The Bourbons of Global Finance

ANN ARBOR, MICHIGAN – Today’s International Monetary Fund (and, to a lesser degree, the World Bank) recall Talleyrand’s description of France’s Bourbon kings: it has learned nothing and forgotten nothing. At a time when rich countries like the United States are running deficits of 12% of GDP because of the global financial meltdown, the IMF has been telling countries like Latvia and Ukraine, which did not start the crisis but have turned to the Fund to help combat it, that they must balance their budgets if they want aid.

Such hypocrisy would be laughable if global economic conditions weren’t so dire that even countries that once swore never again to deal with the IMF have returned to its door, cap in hand. Some leading economists in Argentina justify this reversal by arguing that the world now has an “Obama IMF,” one presumably friendlier and more attuned to local problems than the “Bush Fund.” But, as the IMF programs for Latvia and Ukraine suggest, the main difference may only be a smile.

To be sure, IMF Managing Director Dominique Strauss-Kahn recently called for a global fiscal response to the worsening recession. But will the Fund now abandon its long-held emphasis on government cutbacks, monetary contraction, and overall austerity, policies that – in the opinion of many development economists – do considerably more harm than good? Are the IMF and the World Bank actually willing to reconsider their failed policies?

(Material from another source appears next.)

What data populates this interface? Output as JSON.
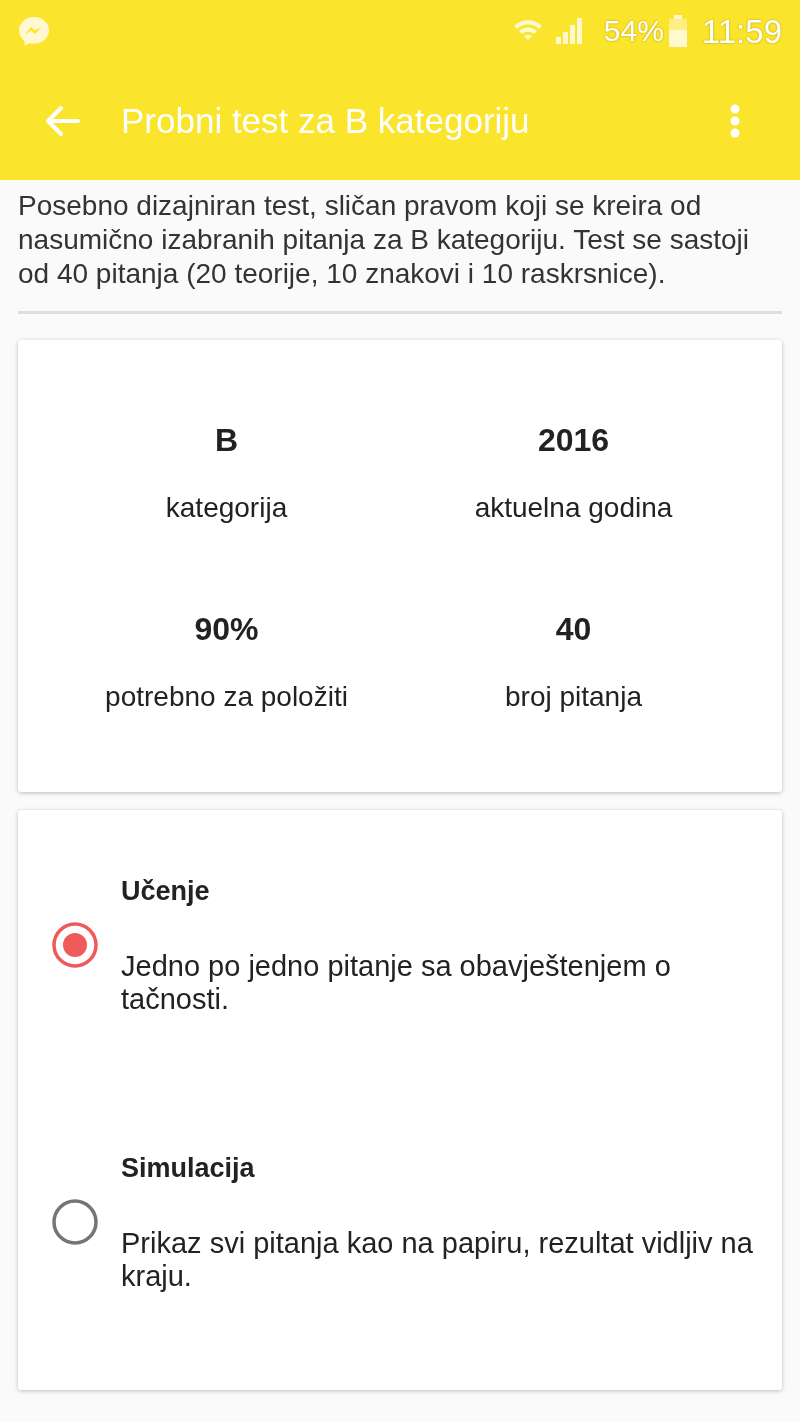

In recent years, lending by both institutions contracted dramatically, even though they have increasingly become the exclusive lenders to the world’s poorest countries. In 2005, Argentina and Brazil were the first of the countries that previously denounced the IMF’s neo-liberal agenda to begin repaying their loans. Repayments followed from other large debtors, including Indonesia, the Philippines, Serbia, and Turkey.